November 29, 2010

BEREA, Ky. - There's plenty of talk of coal's importance to Kentucky's economy, but a new report suggests taking a serious look at what clean energy can do to put Kentuckians back to work. The Mountain Association for Community Economic Development (MACED) surveyed wide-ranging studies on the emerging clean-energy economy in the Bluegrass State.

Jason Bailey, research and policy director for MACED, says the state's beleaguered manufacturing and construction industries could get a big boost from clean-energy jobs.

"It's in jobs like retro-fitting homes and buildings for energy efficiency; in manufacturing the component parts that go into new renewable-energy systems; in installing renewable energy."

Bailey says Kentucky should join other states in creating a portfolio standard for wind, solar and other renewable energy sources, and expand financing to spur investment among developers, businesses and homeowners.
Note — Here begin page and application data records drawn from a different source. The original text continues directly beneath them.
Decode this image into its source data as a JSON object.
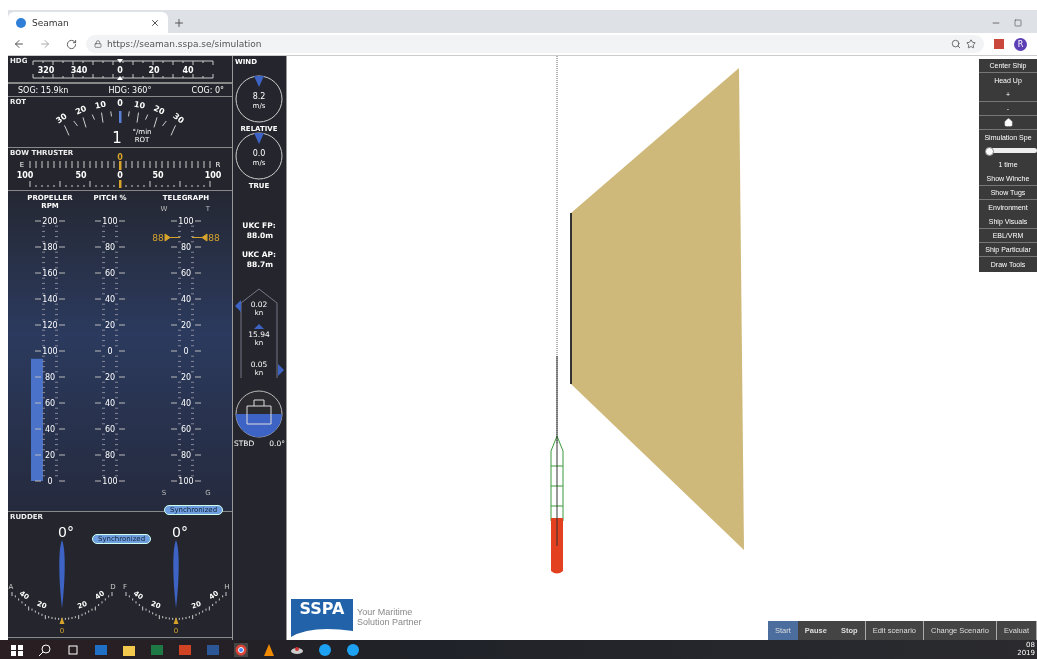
{
  "browser": {
    "tab_title": "Seaman",
    "url": "https://seaman.sspa.se/simulation",
    "avatar": "R"
  },
  "hdg": {
    "label": "HDG",
    "ticks": [
      "320",
      "340",
      "0",
      "20",
      "40"
    ],
    "readouts": [
      "SOG: 15.9kn",
      "HDG: 360°",
      "COG: 0°"
    ]
  },
  "rot": {
    "label": "ROT",
    "ticks": [
      "30",
      "20",
      "10",
      "0",
      "10",
      "20",
      "30"
    ],
    "value": "1",
    "unit": "°/min",
    "unit_caption": "ROT"
  },
  "bow_thruster": {
    "label": "BOW THRUSTER",
    "left": "E",
    "right": "R",
    "ticks": [
      "100",
      "50",
      "0",
      "50",
      "100"
    ],
    "pointer": "0"
  },
  "engine": {
    "columns": [
      {
        "kind": "propeller",
        "title": "PROPELLER",
        "subtitle": "RPM",
        "ticks": [
          "200",
          "180",
          "160",
          "140",
          "120",
          "100",
          "80",
          "60",
          "40",
          "20",
          "0"
        ],
        "level": 0.47
      },
      {
        "kind": "pitch",
        "title": "PITCH %",
        "ticks": [
          "100",
          "80",
          "60",
          "40",
          "20",
          "0",
          "20",
          "40",
          "60",
          "80",
          "100"
        ]
      },
      {
        "kind": "telegraph",
        "title": "TELEGRAPH",
        "top_left": "W",
        "top_right": "T",
        "bottom_left": "S",
        "bottom_right": "G",
        "ticks": [
          "100",
          "80",
          "60",
          "40",
          "20",
          "0",
          "20",
          "40",
          "60",
          "80",
          "100"
        ],
        "markers": [
          "88",
          "88"
        ]
      }
    ],
    "sync": "Synchronized"
  },
  "rudder": {
    "label": "RUDDER",
    "sync": "Synchronized",
    "gauges": [
      {
        "angle": "0°",
        "left": "A",
        "right": "D",
        "ticks": [
          "40",
          "20",
          "20",
          "40"
        ],
        "pointer": "0"
      },
      {
        "angle": "0°",
        "left": "F",
        "right": "H",
        "ticks": [
          "40",
          "20",
          "20",
          "40"
        ],
        "pointer": "0"
      }
    ]
  },
  "wind": {
    "label": "WIND",
    "dials": [
      {
        "value": "8.2",
        "unit": "m/s",
        "caption": "RELATIVE"
      },
      {
        "value": "0.0",
        "unit": "m/s",
        "caption": "TRUE"
      }
    ]
  },
  "ukc": [
    {
      "label": "UKC FP:",
      "value": "88.0m"
    },
    {
      "label": "UKC AP:",
      "value": "88.7m"
    }
  ],
  "speeds": [
    {
      "kind": "bow",
      "value": "0.02",
      "unit": "kn"
    },
    {
      "kind": "ahead",
      "value": "15.94",
      "unit": "kn"
    },
    {
      "kind": "stern",
      "value": "0.05",
      "unit": "kn"
    }
  ],
  "heel": {
    "side": "STBD",
    "value": "0.0°"
  },
  "map_menu": [
    {
      "kind": "button",
      "label": "Center Ship"
    },
    {
      "kind": "button",
      "label": "Head Up"
    },
    {
      "kind": "button",
      "label": "+"
    },
    {
      "kind": "button",
      "label": "-"
    },
    {
      "kind": "home"
    },
    {
      "kind": "text",
      "label": "Simulation Spe"
    },
    {
      "kind": "slider",
      "level": 0.03
    },
    {
      "kind": "text",
      "label": "1 time"
    },
    {
      "kind": "button",
      "label": "Show Winche"
    },
    {
      "kind": "button",
      "label": "Show Tugs"
    },
    {
      "kind": "button",
      "label": "Environment"
    },
    {
      "kind": "button",
      "label": "Ship Visuals"
    },
    {
      "kind": "button",
      "label": "EBL/VRM"
    },
    {
      "kind": "button",
      "label": "Ship Particular"
    },
    {
      "kind": "button",
      "label": "Draw Tools"
    }
  ],
  "logo": {
    "name": "SSPA",
    "tagline": "Your Maritime Solution Partner"
  },
  "controls": [
    {
      "label": "Start",
      "selected": true
    },
    {
      "label": "Pause",
      "selected": false
    },
    {
      "label": "Stop",
      "selected": false
    },
    {
      "label": "Edit scenario",
      "selected": false
    },
    {
      "label": "Change Scenario",
      "selected": false
    },
    {
      "label": "Evaluat",
      "selected": false
    }
  ],
  "taskbar": {
    "clock": [
      "08",
      "2019"
    ]
  }
}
He contends that, as job opportunities in coal slide, there's growing recognition that Kentucky should gradually look to cleaner, greener energy forms. But Bailey says some training may be needed.

"A lot of the jobs that will be created in the clean energy sector are so-called 'middle-skill' jobs which need more than a high school diploma but less than a four-year college degree. And we have a lot of Kentuckians who are low-skilled, who have not achieved those credentials."

MACED reports that in 2007, about 56 percent of the state's job demand was in middle-skill occupations, but only 44 percent of workers were equipped for those jobs. MACED says the state should coordinate a work force development strategy that maps career pathways for low-skilled, low-income Kentuckians in clean energy.

That MACED report is available at www.maced.org

Renee Shaw, Public News Service - KY